■ **ACTIVITY**:
Write out the whole listing, matching it exactly.

■ **EXCERPTED DATA**:

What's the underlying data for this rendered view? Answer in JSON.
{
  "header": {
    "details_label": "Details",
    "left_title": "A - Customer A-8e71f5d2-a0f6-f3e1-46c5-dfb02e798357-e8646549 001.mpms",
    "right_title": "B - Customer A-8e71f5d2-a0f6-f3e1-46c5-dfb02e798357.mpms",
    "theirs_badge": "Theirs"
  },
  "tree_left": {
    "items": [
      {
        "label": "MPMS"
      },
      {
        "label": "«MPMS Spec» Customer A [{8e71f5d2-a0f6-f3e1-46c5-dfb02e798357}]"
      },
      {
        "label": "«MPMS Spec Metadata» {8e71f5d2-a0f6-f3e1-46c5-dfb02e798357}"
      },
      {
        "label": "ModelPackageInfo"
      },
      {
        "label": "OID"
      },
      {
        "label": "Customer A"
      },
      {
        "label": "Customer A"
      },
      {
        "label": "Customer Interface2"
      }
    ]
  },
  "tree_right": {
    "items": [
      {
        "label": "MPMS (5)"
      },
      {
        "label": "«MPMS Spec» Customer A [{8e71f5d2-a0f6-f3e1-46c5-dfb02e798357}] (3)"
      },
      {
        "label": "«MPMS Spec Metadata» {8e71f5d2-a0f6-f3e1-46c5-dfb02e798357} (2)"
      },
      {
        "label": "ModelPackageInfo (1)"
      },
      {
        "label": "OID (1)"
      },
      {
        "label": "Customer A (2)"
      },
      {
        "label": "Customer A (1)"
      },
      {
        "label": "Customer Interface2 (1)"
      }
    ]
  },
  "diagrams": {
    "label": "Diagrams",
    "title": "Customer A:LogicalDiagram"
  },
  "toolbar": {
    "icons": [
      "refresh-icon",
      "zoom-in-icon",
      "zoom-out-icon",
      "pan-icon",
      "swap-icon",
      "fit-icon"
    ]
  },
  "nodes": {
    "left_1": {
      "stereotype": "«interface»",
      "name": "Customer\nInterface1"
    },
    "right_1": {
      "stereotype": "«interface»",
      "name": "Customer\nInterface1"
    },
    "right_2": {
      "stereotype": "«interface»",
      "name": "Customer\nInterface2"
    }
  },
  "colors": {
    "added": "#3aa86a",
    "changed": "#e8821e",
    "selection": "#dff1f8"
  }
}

■ **ANSWER TO THIS TASK**:
What's the underlying data for this rendered view? Answer in JSON.
{
  "header": {
    "details_label": "Details",
    "left_title": "A - Customer A-8e71f5d2-a0f6-f3e1-46c5-dfb02e798357-e8646549 001.mpms",
    "right_title": "B - Customer A-8e71f5d2-a0f6-f3e1-46c5-dfb02e798357.mpms",
    "theirs_badge": "Theirs"
  },
  "tree_left": {
    "items": [
      {
        "label": "MPMS"
      },
      {
        "label": "«MPMS Spec» Customer A [{8e71f5d2-a0f6-f3e1-46c5-dfb02e798357}]"
      },
      {
        "label": "«MPMS Spec Metadata» {8e71f5d2-a0f6-f3e1-46c5-dfb02e798357}"
      },
      {
        "label": "ModelPackageInfo"
      },
      {
        "label": "OID"
      },
      {
        "label": "Customer A"
      },
      {
        "label": "Customer A"
      },
      {
        "label": "Customer Interface2"
      }
    ]
  },
  "tree_right": {
    "items": [
      {
        "label": "MPMS (5)"
      },
      {
        "label": "«MPMS Spec» Customer A [{8e71f5d2-a0f6-f3e1-46c5-dfb02e798357}] (3)"
      },
      {
        "label": "«MPMS Spec Metadata» {8e71f5d2-a0f6-f3e1-46c5-dfb02e798357} (2)"
      },
      {
        "label": "ModelPackageInfo (1)"
      },
      {
        "label": "OID (1)"
      },
      {
        "label": "Customer A (2)"
      },
      {
        "label": "Customer A (1)"
      },
      {
        "label": "Customer Interface2 (1)"
      }
    ]
  },
  "diagrams": {
    "label": "Diagrams",
    "title": "Customer A:LogicalDiagram"
  },
  "toolbar": {
    "icons": [
      "refresh-icon",
      "zoom-in-icon",
      "zoom-out-icon",
      "pan-icon",
      "swap-icon",
      "fit-icon"
    ]
  },
  "nodes": {
    "left_1": {
      "stereotype": "«interface»",
      "name": "Customer\nInterface1"
    },
    "right_1": {
      "stereotype": "«interface»",
      "name": "Customer\nInterface1"
    },
    "right_2": {
      "stereotype": "«interface»",
      "name": "Customer\nInterface2"
    }
  },
  "colors": {
    "added": "#3aa86a",
    "changed": "#e8821e",
    "selection": "#dff1f8"
  }
}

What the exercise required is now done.